Gillies, R. M. (2006). Teacher’s and students’ verbal behaviours during cooperative and small-group learning. British Journal of educational Psychology, 76, 271-287.

Harmer, J. (2001). Mistakes and feedback? the practice of English        language teaching, Essex, UK: Pearson Education Limited.

Karahan, F. (2007). Language attitudes of Turkish students towards the English language and its use in Turkish context. Retrieved   March 12th, 2008.         

Kunnan, A.J. (1998). An introduction to structural equation modeling for language assessment research. Language Testing, 15 (3), 295–332.

Lee, P. (2005). Students’ personality type and attitudes toward classroom participation. Proceedings of the CATESOL state conference.

Liu, M.,& Jackson, J. (2009). An exploration of Chinese EFL learners’ unwillingness to communicate and foreign languageanxiety. Modern Language Journal, 92(1), 71-86.  

Markland, D. (2006). Latent variable modeling: An introduction to confirmatory factor analysis and structural equation modeling. Retrieved from http: www.bangor.ac.uk.      

Mustapha, M.S., Nik-Abd-Rahman, S.N., and Yunus, M. M.  (2010). Factors influencing classroom participation: a case study of Malaysian undergraduate students.Procedia Social and Behavioral Sciences, 9, 1079–1084.

Patchen, T. (2006). Engendering participation, deliberating dependence: inner-city adolescents’ perceptions of classroom practice. Teachers College Record, 108(10), 2053-2079.        
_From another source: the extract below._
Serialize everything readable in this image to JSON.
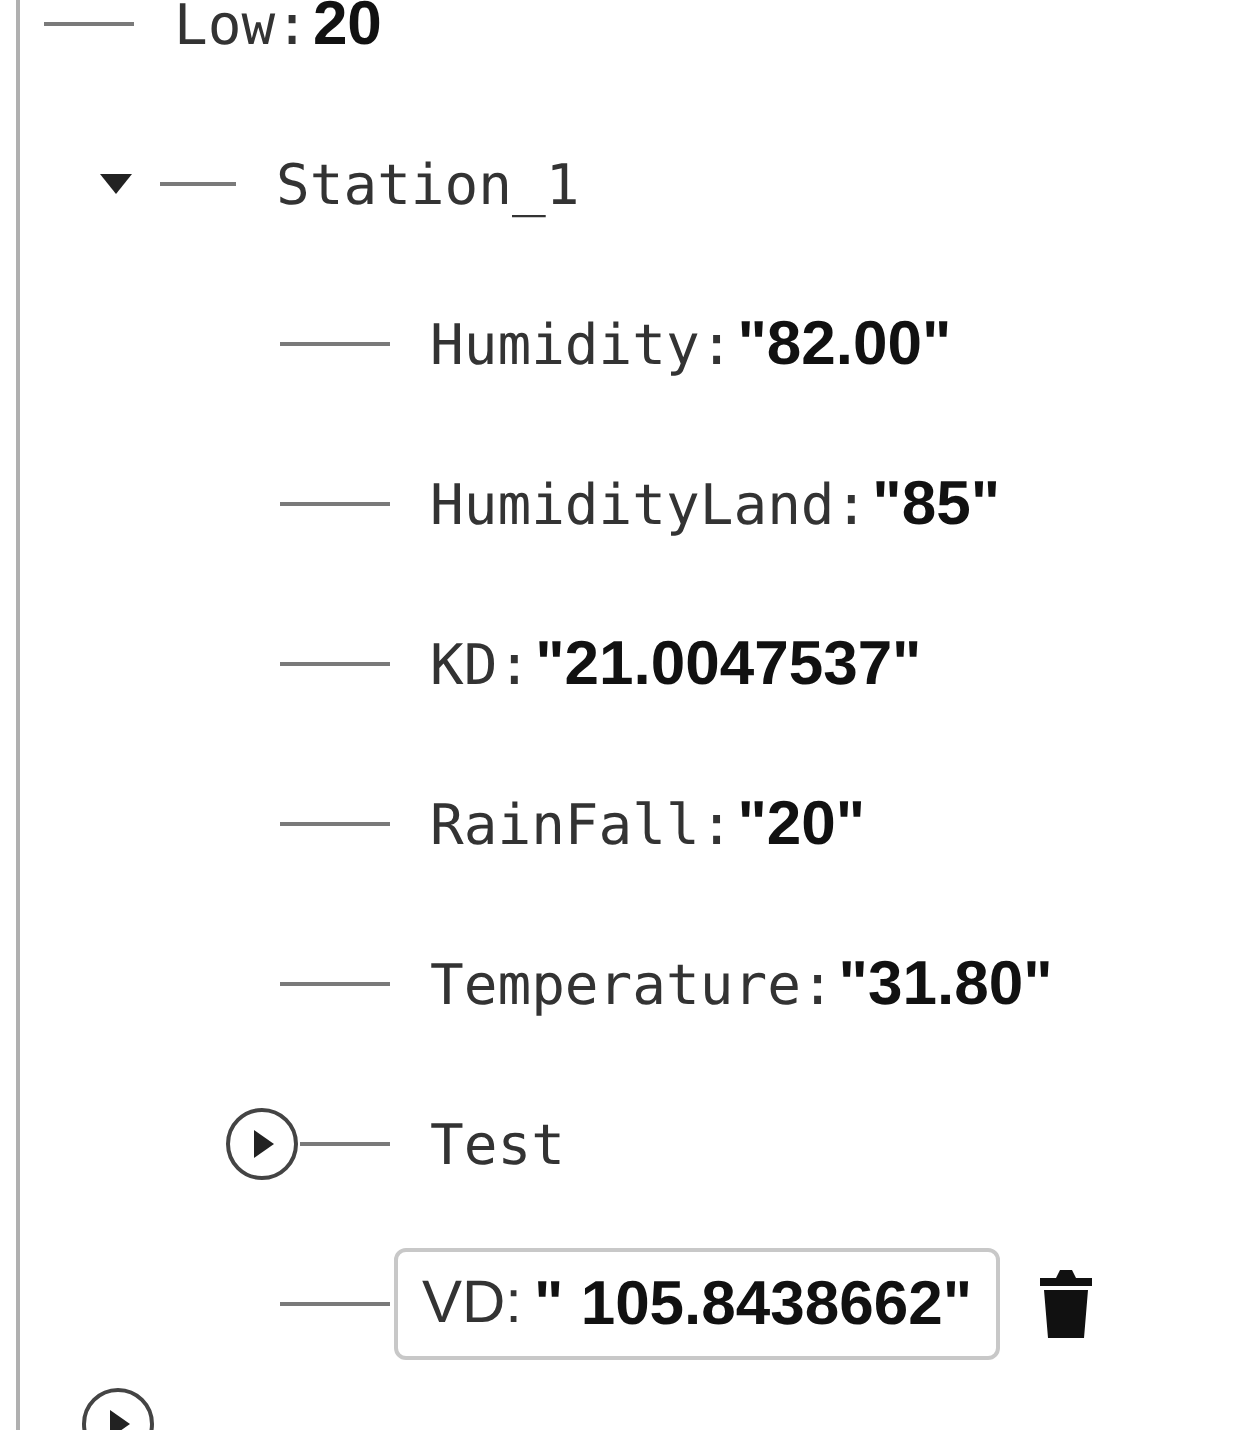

 Stanton-Salazar, R. (1997). A social capital framework for  understanding the socialization of racial minority children and youths. Harvard Educational Review, 67, 1-40.

 Swain, M. (1993). The output hypothesis: just speaking and writing aren’t enough. The Canadian Modern Language Review,      50(1), 158-164.

 Tatar, S. (2005). Why keep silent? The classroom participation experiences of non-native-English-speaking students. Language and Intercultural Communication, 5, 284-293.     

Tsou, W. (2005). Improving speaking skills through instruction in  oral classroom participation. Foreign Language Annals, 38(1), 46-55. 

Walker, C.O., & Greene, B.A. (2009). Student motivational beliefs and cognitive engagement. Journal of Educational Research, 102, 463-471.

Wheaton, B., Muthén, B., Alwin, D. & Summers, G. (1977). Assessing  reliabilityand stability in panel models. In D.R. Heise  (Ed.), Sociological Methodology(pp. 84-136). San Francisco: Jossey-Bass      

 White, J. (2004). Speaking, listening and learning materials. Qualifications and Curriculum Authority and the National Literacy Strategy Journal. Retrieved August 25th, 2008, from: http://www.literacytrust.org.uk/Pubs/white.html.       

 Wudong, W. (1994). English language development in China, Unpublished doctoral dissertation, University of Tasmania.